RCH News: New clinical pathway for trans and gender diverse children
From the Gender Clinic at the Royal Children’s Hospital, Melbourne regards changes to their clinical pathways:
The RCH Gender Service has been able to expand its clinical services following the generous grant provided by the Victorian State Government in 2015. We have recruited and trained our new paediatricians, child psychiatrists and psychologists and the clinics are now running at full capacity.
Earlier this year, we sought feedback from parents and young people about our service and how we could improve it. We are greatly appreciative of the families who contributed to this and the results from these surveys will be published in time. In the meantime, we have modified our intake and assessment procedures to respond to some of the feedback. We are hoping that the new changes will significantly reduce the waiting list for new referrals and provide more support for parents and families whilst waiting to see the medical staff.

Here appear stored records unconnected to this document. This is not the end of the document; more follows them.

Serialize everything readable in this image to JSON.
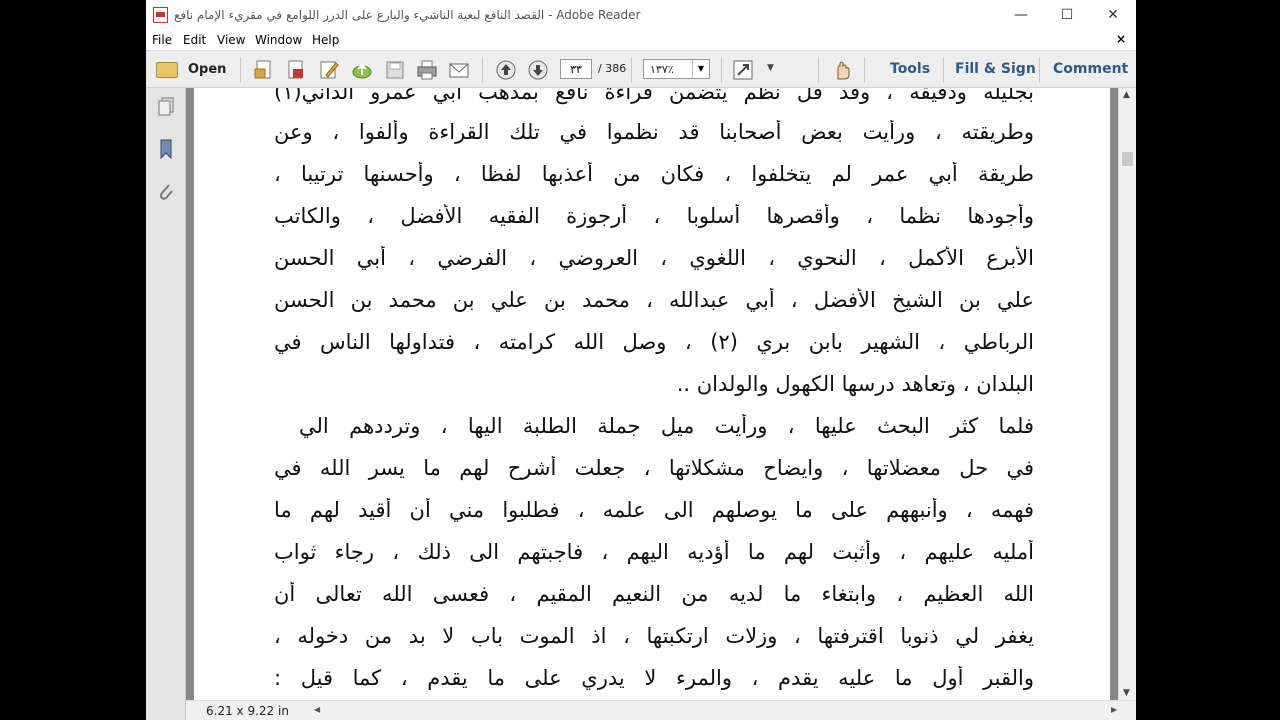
{
  "window": {
    "title": "القصد النافع لبغية الناشيء والبارع على الدرر اللوامع في مقريء الإمام نافع - Adobe Reader",
    "controls": {
      "minimize": "—",
      "maximize": "☐",
      "close": "✕"
    }
  },
  "menubar": {
    "items": [
      "File",
      "Edit",
      "View",
      "Window",
      "Help"
    ],
    "close": "×"
  },
  "toolbar": {
    "open_label": "Open",
    "current_page": "٣٣",
    "total_pages": "/ 386",
    "zoom": "١٣٧٪",
    "tools_label": "Tools",
    "fill_sign_label": "Fill & Sign",
    "comment_label": "Comment"
  },
  "document": {
    "lines": [
      "بجليله ودقيقه ، وقد قل نظم يتضمن قراءة نافع بمذهب أبي عمرو الداني(١)",
      "وطريقته ، ورأيت بعض أصحابنا قد نظموا في تلك القراءة وألفوا ، وعن",
      "طريقة أبي عمر لم يتخلفوا ، فكان من أعذبها لفظا ، وأحسنها ترتيبا ،",
      "وأجودها نظما ، وأقصرها أسلوبا ، أرجوزة الفقيه الأفضل ، والكاتب",
      "الأبرع الأكمل ، النحوي ، اللغوي ، العروضي ، الفرضي ، أبي الحسن",
      "علي بن الشيخ الأفضل ، أبي عبدالله ، محمد بن علي بن محمد بن الحسن",
      "الرباطي ، الشهير بابن بري (٢) ، وصل الله كرامته ، فتداولها الناس في",
      "البلدان ، وتعاهد درسها الكهول والولدان ..",
      "فلما كثر البحث عليها ، ورأيت ميل جملة الطلبة اليها ، وترددهم الي",
      "في حل معضلاتها ، وايضاح مشكلاتها ، جعلت أشرح لهم ما يسر الله في",
      "فهمه ، وأنبههم على ما يوصلهم الى علمه ، فطلبوا مني أن أقيد لهم ما",
      "أمليه عليهم ، وأثبت لهم ما أؤديه اليهم ، فاجبتهم الى ذلك ، رجاء ثواب",
      "الله العظيم ، وابتغاء ما لديه من النعيم المقيم ، فعسى الله تعالى أن",
      "يغفر لي ذنوبا اقترفتها ، وزلات ارتكبتها ، اذ الموت باب لا بد من دخوله ،",
      "والقبر أول ما عليه يقدم ، والمرء لا يدري على ما يقدم ، كما قيل :"
    ]
  },
  "statusbar": {
    "page_size": "6.21 x 9.22 in"
  },
  "colors": {
    "link": "#2c5a8c",
    "toolbar_bg": "#eeeeee",
    "doc_bg": "#888888"
  }
}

For the referrals that come in through the new system the main changes are:
- Children and adolescents over 8 years of age and their parents/carers will have an appointment within 3 months of referral to see both our Clinical Nurse Consultant and one of our psychologists. This 90 minute appointment is designed to assess the needs of the young person and their parents/carers and to link them in with all the available supports both at RCH and in the community (Safe Schools Coalition, Minus18, Ygender, TGV, GASP, Gateway Health, GHFP, PGDC and Transcend, headspace Frankston etc)
- Assessments for those living in regional and rural areas can be done via RCH Telehealth.

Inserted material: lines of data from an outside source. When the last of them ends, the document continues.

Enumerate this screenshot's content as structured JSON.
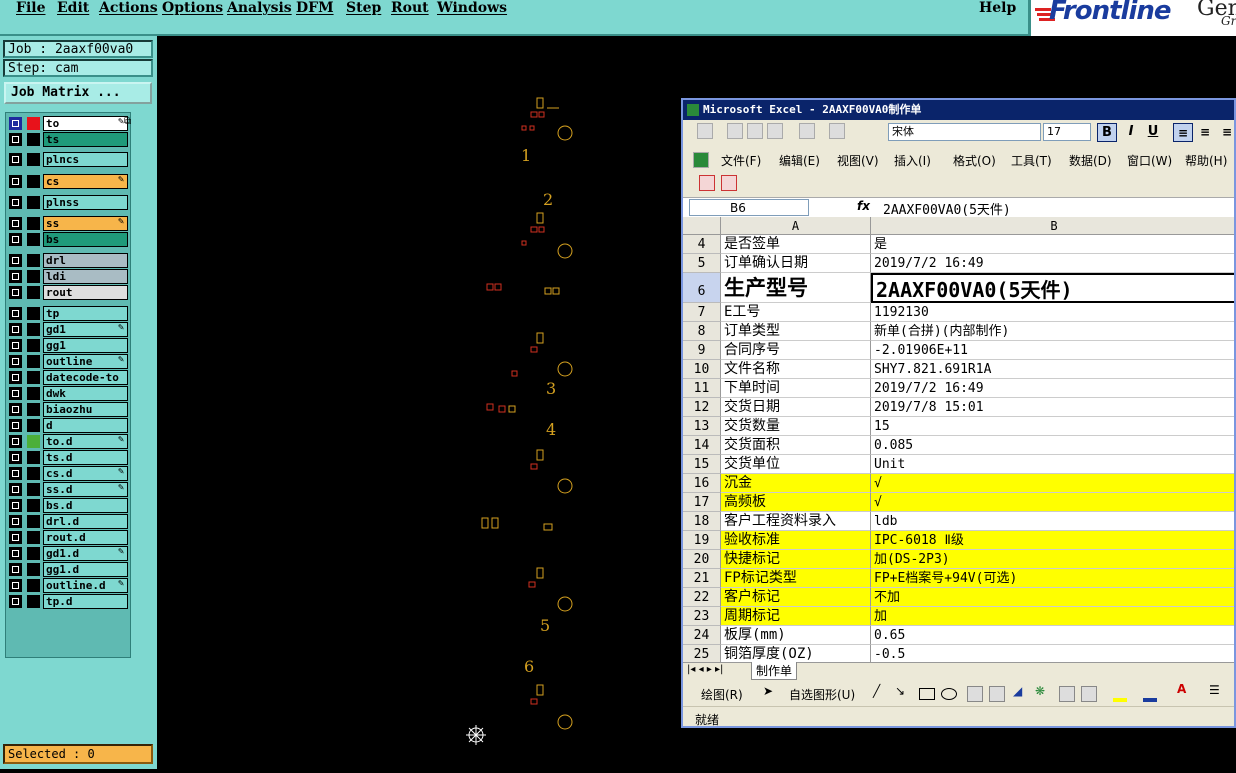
{
  "menubar": {
    "items": [
      "File",
      "Edit",
      "Actions",
      "Options",
      "Analysis",
      "DFM",
      "Step",
      "Rout",
      "Windows"
    ],
    "help": "Help"
  },
  "logo": {
    "brand": "Frontline",
    "partial1": "Gen",
    "partial2": "Gr"
  },
  "left_panel": {
    "job": "Job : 2aaxf00va0",
    "step": "Step: cam",
    "job_matrix_button": "Job Matrix ...",
    "layers": [
      {
        "name": "to",
        "bg": "#ffffff",
        "swatch": "#e8121b",
        "edit": "✎⧉",
        "box": "#1e2a9e"
      },
      {
        "name": "ts",
        "bg": "#1f9a7a",
        "swatch": "#000000",
        "edit": ""
      },
      {
        "name": "plncs",
        "bg": "#7ed8d0",
        "swatch": "#000000",
        "edit": ""
      },
      {
        "name": "cs",
        "bg": "#f7b54a",
        "swatch": "#000000",
        "edit": "✎"
      },
      {
        "name": "plnss",
        "bg": "#7ed8d0",
        "swatch": "#000000",
        "edit": ""
      },
      {
        "name": "ss",
        "bg": "#f7b54a",
        "swatch": "#000000",
        "edit": "✎"
      },
      {
        "name": "bs",
        "bg": "#1f9a7a",
        "swatch": "#000000",
        "edit": ""
      },
      {
        "name": "drl",
        "bg": "#a9bcc4",
        "swatch": "#000000",
        "edit": ""
      },
      {
        "name": "ldi",
        "bg": "#a9bcc4",
        "swatch": "#000000",
        "edit": ""
      },
      {
        "name": "rout",
        "bg": "#dedede",
        "swatch": "#000000",
        "edit": ""
      },
      {
        "name": "tp",
        "bg": "#7ed8d0",
        "swatch": "#000000",
        "edit": ""
      },
      {
        "name": "gd1",
        "bg": "#7ed8d0",
        "swatch": "#000000",
        "edit": "✎"
      },
      {
        "name": "gg1",
        "bg": "#7ed8d0",
        "swatch": "#000000",
        "edit": ""
      },
      {
        "name": "outline",
        "bg": "#7ed8d0",
        "swatch": "#000000",
        "edit": "✎"
      },
      {
        "name": "datecode-to",
        "bg": "#7ed8d0",
        "swatch": "#000000",
        "edit": ""
      },
      {
        "name": "dwk",
        "bg": "#7ed8d0",
        "swatch": "#000000",
        "edit": ""
      },
      {
        "name": "biaozhu",
        "bg": "#7ed8d0",
        "swatch": "#000000",
        "edit": ""
      },
      {
        "name": "d",
        "bg": "#7ed8d0",
        "swatch": "#000000",
        "edit": ""
      },
      {
        "name": "to.d",
        "bg": "#7ed8d0",
        "swatch": "#4caf3a",
        "edit": "✎"
      },
      {
        "name": "ts.d",
        "bg": "#7ed8d0",
        "swatch": "#000000",
        "edit": ""
      },
      {
        "name": "cs.d",
        "bg": "#7ed8d0",
        "swatch": "#000000",
        "edit": "✎"
      },
      {
        "name": "ss.d",
        "bg": "#7ed8d0",
        "swatch": "#000000",
        "edit": "✎"
      },
      {
        "name": "bs.d",
        "bg": "#7ed8d0",
        "swatch": "#000000",
        "edit": ""
      },
      {
        "name": "drl.d",
        "bg": "#7ed8d0",
        "swatch": "#000000",
        "edit": ""
      },
      {
        "name": "rout.d",
        "bg": "#7ed8d0",
        "swatch": "#000000",
        "edit": ""
      },
      {
        "name": "gd1.d",
        "bg": "#7ed8d0",
        "swatch": "#000000",
        "edit": "✎"
      },
      {
        "name": "gg1.d",
        "bg": "#7ed8d0",
        "swatch": "#000000",
        "edit": ""
      },
      {
        "name": "outline.d",
        "bg": "#7ed8d0",
        "swatch": "#000000",
        "edit": "✎"
      },
      {
        "name": "tp.d",
        "bg": "#7ed8d0",
        "swatch": "#000000",
        "edit": ""
      }
    ],
    "selected": "Selected : 0"
  },
  "pcb": {
    "numbers": [
      "1",
      "2",
      "3",
      "4",
      "5",
      "6"
    ]
  },
  "excel": {
    "title": "Microsoft Excel - 2AAXF00VA0制作单",
    "font_name": "宋体",
    "font_size": "17",
    "bold": "B",
    "italic": "I",
    "underline": "U",
    "menu": [
      "文件(F)",
      "编辑(E)",
      "视图(V)",
      "插入(I)",
      "格式(O)",
      "工具(T)",
      "数据(D)",
      "窗口(W)",
      "帮助(H)"
    ],
    "name_box": "B6",
    "fx": "fx",
    "formula_value": "2AAXF00VA0(5天件)",
    "col_a": "A",
    "col_b": "B",
    "rows": [
      {
        "n": "4",
        "a": "是否签单",
        "b": "是",
        "hl": false
      },
      {
        "n": "5",
        "a": "订单确认日期",
        "b": "2019/7/2 16:49",
        "hl": false
      },
      {
        "n": "6",
        "a": "生产型号",
        "b": "2AAXF00VA0(5天件)",
        "hl": false,
        "big": true
      },
      {
        "n": "7",
        "a": "E工号",
        "b": "1192130",
        "hl": false
      },
      {
        "n": "8",
        "a": "订单类型",
        "b": "新单(合拼)(内部制作)",
        "hl": false
      },
      {
        "n": "9",
        "a": "合同序号",
        "b": "-2.01906E+11",
        "hl": false
      },
      {
        "n": "10",
        "a": "文件名称",
        "b": "SHY7.821.691R1A",
        "hl": false
      },
      {
        "n": "11",
        "a": "下单时间",
        "b": "2019/7/2 16:49",
        "hl": false
      },
      {
        "n": "12",
        "a": "交货日期",
        "b": "2019/7/8 15:01",
        "hl": false
      },
      {
        "n": "13",
        "a": "交货数量",
        "b": "15",
        "hl": false
      },
      {
        "n": "14",
        "a": "交货面积",
        "b": "0.085",
        "hl": false
      },
      {
        "n": "15",
        "a": "交货单位",
        "b": "Unit",
        "hl": false
      },
      {
        "n": "16",
        "a": "沉金",
        "b": "√",
        "hl": true
      },
      {
        "n": "17",
        "a": "高频板",
        "b": "√",
        "hl": true
      },
      {
        "n": "18",
        "a": "客户工程资料录入",
        "b": "ldb",
        "hl": false
      },
      {
        "n": "19",
        "a": "验收标准",
        "b": "IPC-6018 Ⅱ级",
        "hl": true,
        "hlB": true
      },
      {
        "n": "20",
        "a": "快捷标记",
        "b": "加(DS-2P3)",
        "hl": true,
        "hlB": true
      },
      {
        "n": "21",
        "a": "FP标记类型",
        "b": "FP+E档案号+94V(可选)",
        "hl": true,
        "hlB": true
      },
      {
        "n": "22",
        "a": "客户标记",
        "b": "不加",
        "hl": true,
        "hlB": true
      },
      {
        "n": "23",
        "a": "周期标记",
        "b": "加",
        "hl": true,
        "hlB": true
      },
      {
        "n": "24",
        "a": "板厚(mm)",
        "b": "0.65",
        "hl": false
      },
      {
        "n": "25",
        "a": "铜箔厚度(OZ)",
        "b": "-0.5",
        "hl": false
      }
    ],
    "sheet_tab": "制作单",
    "draw_label": "绘图(R)",
    "autoshape_label": "自选图形(U)",
    "status": "就绪"
  },
  "colors": {
    "panel": "#7ed8d0",
    "highlight": "#ffff00",
    "title_bar": "#0a246a",
    "accent_orange": "#f7b54a"
  }
}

- Following this initial appointment, parents will be offered a place in a group parent support session facilitated by the psychologist and other members of our team.
- Families already on the waiting list will be offered a place in these parent support sessions first.
- The young person and their parents/carers will then go on to having a multidisciplinary medical and mental health assessment with the psychiatrist as is currently done here at RCH.
Young people and their parents will be asked to fill out some clinical questionnaires when they are coming to see the clinical nurse consultant and the psychologist and then later when they see the doctors. This is to provide us with information which will help us to see if we are making a positive difference with our support and treatment. We also hope to use the data for research if the young person and parents provide their consent for us to do so. This is how we hope to improve our treatment practices over time and improve medical and mental health outcomes.